BB, it's hard to travel without a carbon foot print, except by bike or foot or canoe or rowboat! How much carbon from horses, I wonder? Yes, I was disappointed not to have had the time for the museum but seeing family came first. The Royal BC Museum did a stupendous job mounting the exhibition, I read. Don't knock them for trying to teach the kids, though I agree about the crowds.

How gorgeous!! Your photos always make me long to be where they are.

FYI, I've given you a Honest Scrap Award for blogging. You can learn more here: it's a kind of pay-it-forward award.

Lovely photos and writing about your journey.
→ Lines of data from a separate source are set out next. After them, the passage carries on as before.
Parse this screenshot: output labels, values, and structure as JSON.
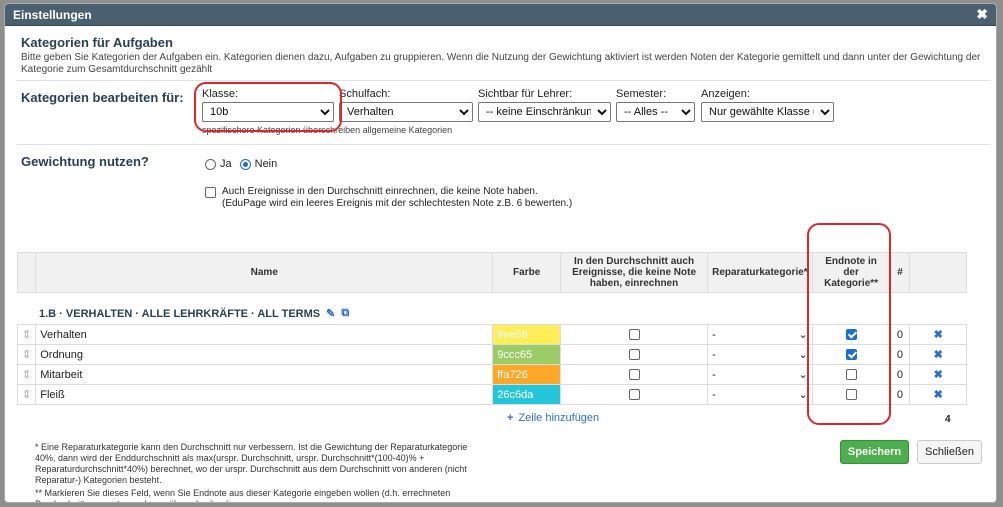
{
  "dialog": {
    "title": "Einstellungen",
    "close_icon": "close-icon"
  },
  "section": {
    "title": "Kategorien für Aufgaben",
    "description": "Bitte geben Sie Kategorien der Aufgaben ein. Kategorien dienen dazu, Aufgaben zu gruppieren. Wenn die Nutzung der Gewichtung aktiviert ist werden Noten der Kategorie gemittelt und dann unter der Gewichtung der Kategorie zum Gesamtdurchschnitt gezählt"
  },
  "filters": {
    "heading": "Kategorien bearbeiten für:",
    "klasse_label": "Klasse:",
    "klasse_value": "10b",
    "schulfach_label": "Schulfach:",
    "schulfach_value": "Verhalten",
    "sichtbar_label": "Sichtbar für Lehrer:",
    "sichtbar_value": "-- keine Einschränkung",
    "semester_label": "Semester:",
    "semester_value": "-- Alles --",
    "anzeigen_label": "Anzeigen:",
    "anzeigen_value": "Nur gewählte Klasse u",
    "note": "spezifischere Kategorien überschreiben allgemeine Kategorien"
  },
  "weighting": {
    "heading": "Gewichtung nutzen?",
    "ja_label": "Ja",
    "nein_label": "Nein",
    "selected": "Nein",
    "include_events_label": "Auch Ereignisse in den Durchschnitt einrechnen, die keine Note haben.",
    "include_events_sub": "(EduPage wird ein leeres Ereignis mit der schlechtesten Note z.B. 6 bewerten.)"
  },
  "table": {
    "headers": {
      "name": "Name",
      "farbe": "Farbe",
      "durchschnitt": "In den Durchschnitt auch Ereignisse, die keine Note haben, einrechnen",
      "reparatur": "Reparaturkategorie*",
      "endnote": "Endnote in der Kategorie**",
      "count": "#"
    },
    "group_label": "1.B · VERHALTEN · ALLE LEHRKRÄFTE · ALL TERMS",
    "rows": [
      {
        "name": "Verhalten",
        "color": "ffee58",
        "color_hex": "#ffee58",
        "repair": "-",
        "endnote": true,
        "count": "0"
      },
      {
        "name": "Ordnung",
        "color": "9ccc65",
        "color_hex": "#9ccc65",
        "repair": "-",
        "endnote": true,
        "count": "0"
      },
      {
        "name": "Mitarbeit",
        "color": "ffa726",
        "color_hex": "#ffa726",
        "repair": "-",
        "endnote": false,
        "count": "0"
      },
      {
        "name": "Fleiß",
        "color": "26c6da",
        "color_hex": "#26c6da",
        "repair": "-",
        "endnote": false,
        "count": "0"
      }
    ],
    "add_row_label": "Zeile hinzufügen",
    "total": "4"
  },
  "footnotes": {
    "note1": "* Eine Reparaturkategorie kann den Durchschnitt nur verbessern. Ist die Gewichtung der Reparaturkategorie 40%, dann wird der Enddurchschnitt als max(urspr. Durchschnitt, urspr. Durchschnitt*(100-40)% + Reparaturdurchschnitt*40%) berechnet, wo der urspr. Durchschnitt aus dem Durchschnitt von anderen (nicht Reparatur-) Kategorien besteht.",
    "note2": "** Markieren Sie dieses Feld, wenn Sie Endnote aus dieser Kategorie eingeben wollen (d.h. errechneten Durchschnitt zu ersetzen oder zu überschreiben)"
  },
  "buttons": {
    "save": "Speichern",
    "close": "Schließen"
  },
  "colors": {
    "titlebar": "#4a6070",
    "accent": "#1a6fd1",
    "save_button": "#4cae4c",
    "annotation": "#e0262c"
  }
}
Your photographs remind me of what it is I love about the PNW.

What happened to the fetus rock?


Martha, I found what I called the fetus rock sometime in the 90's. I would look for it in subsequent visits and each time it had gotten smaller and eventually could no longer be found. Such is the powerful weathering action of the wind and sea! But new forms are always emerging and it's exciting to find more treasures. This observed metamorphosis was one of the inspirations for the series of prints by that name. Must get more photos up here....

Kate, thanks so much for the award! (sorry I almost missed it -- I just retrieved it from my new spam screener, oops. Gosh, what do I say and who should I pass this on to? hmm, so many deserving bloggers out there...

Your island sojurn sounds blissful. I hope to visit that region some day.

Hattie, I'm sure you'd love the islands here, being an island person yourself!

Sounds like a wonderful trip - so much island hopping! And so much time to spend outdoors with the beautiful sights and among friends. I look forward to more photos!

Leslee, thanks, it was a wonderful trip, I don't know why we don't do it more often.

This is a part of the world that I'm longing to visit. That second picture looks rather lunar.

Bee, I know I'm biased but it IS a fabulously beautiful area and I feel lucky living here! Yes, some of thsoe rocky beaches do look lunar, especially on a cloudy day.